As we wrote in November 2018, the Treasury Department issued proposed regulations that significantly relaxed many rules governing hardship distributions from qualified plans, including eliminating requirements that employee contributions be suspended following a hardship distribution and that loans be taken before taking a hardship distribution and expanding the source of contributions available for withdrawal.
The Treasury Department published final regulations on September 23, 2019 that, as noted in the final regulations, “are substantially similar to the proposed regulations” and confirm that “plans that complied with the proposed regulations will satisfy the final regulations.” There are, however, a few noteworthy clarifications in the final regulations, including:
Unless they have actual knowledge to the contrary, a plan administrator may continue to rely on an employee’s representation that the hardship distribution is necessary to meet a qualifying expense and that he or she has insufficient cash or other liquid assets to satisfy the qualifying expense. The final regulations also clarify that a verbal representation via telephone is an acceptable medium for receiving the employee representation if the call is recorded.
Concerning an employee’s representation that he or she has insufficient cash or other liquid assets to satisfy the qualifying expense, the IRS clarified that standard could be met even though the employee may have available funds, provided those funds are earmarked for payment of another near-term obligation, such as rent.
The regulations add to the list of safe-harbor hardship expenses any losses (including lost income) or expenses incurred due to a federally declared disaster if the employee’s principal residence or principal place of employment is in an area designated by FEMA as eligible for individual assistance.

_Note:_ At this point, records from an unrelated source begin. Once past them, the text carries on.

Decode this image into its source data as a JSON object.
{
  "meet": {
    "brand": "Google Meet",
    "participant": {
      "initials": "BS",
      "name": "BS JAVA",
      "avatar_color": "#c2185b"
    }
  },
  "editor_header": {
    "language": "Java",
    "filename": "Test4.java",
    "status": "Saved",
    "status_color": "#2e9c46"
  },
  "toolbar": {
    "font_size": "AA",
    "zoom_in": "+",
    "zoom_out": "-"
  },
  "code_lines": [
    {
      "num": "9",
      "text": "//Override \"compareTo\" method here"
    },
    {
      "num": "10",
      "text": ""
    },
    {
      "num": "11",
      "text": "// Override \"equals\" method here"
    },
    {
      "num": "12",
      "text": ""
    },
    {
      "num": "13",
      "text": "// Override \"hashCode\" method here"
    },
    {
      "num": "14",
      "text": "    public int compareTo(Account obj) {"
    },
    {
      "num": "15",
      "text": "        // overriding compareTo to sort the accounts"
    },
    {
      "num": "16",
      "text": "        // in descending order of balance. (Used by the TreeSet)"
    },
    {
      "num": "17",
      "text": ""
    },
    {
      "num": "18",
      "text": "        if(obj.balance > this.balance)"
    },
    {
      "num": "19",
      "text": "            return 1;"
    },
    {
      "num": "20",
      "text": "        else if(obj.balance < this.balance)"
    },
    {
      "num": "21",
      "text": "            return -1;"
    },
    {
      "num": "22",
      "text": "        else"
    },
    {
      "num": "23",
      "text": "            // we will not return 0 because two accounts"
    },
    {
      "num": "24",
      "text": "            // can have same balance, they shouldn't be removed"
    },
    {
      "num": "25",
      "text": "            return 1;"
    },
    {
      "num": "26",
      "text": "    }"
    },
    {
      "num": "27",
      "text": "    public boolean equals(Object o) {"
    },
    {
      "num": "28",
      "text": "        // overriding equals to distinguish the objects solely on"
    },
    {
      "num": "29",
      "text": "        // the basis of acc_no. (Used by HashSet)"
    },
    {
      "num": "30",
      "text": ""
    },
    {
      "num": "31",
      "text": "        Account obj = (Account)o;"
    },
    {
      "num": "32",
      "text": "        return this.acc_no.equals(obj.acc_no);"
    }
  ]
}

This is similar to the IRS’s past practice of granting relief for hardship distributions following natural disasters, and only applies to expenses and losses of an employee whose principal residence or place of employment was within the area designated for individual relief.
Although operational changes are required sooner, individually designed plans are generally not required to be amended for the final regulations until December 31, 2021. Sponsors that have adopted preapproved plans may have an earlier amendment deadline, but it will be no earlier than the latest date for the sponsor to file its corporate tax return for its 2020 tax year. The amendment deadline for section 403(b) plans is March 30, 2020; however, the IRS is considering providing for a later deadline.
While plans that complied with the proposed regulations will satisfy the final regulations, we suggest that plan sponsors review their previous actions to confirm compliance with the final regulations and address any worthwhile clarifications or additions contemplated under the final regulations.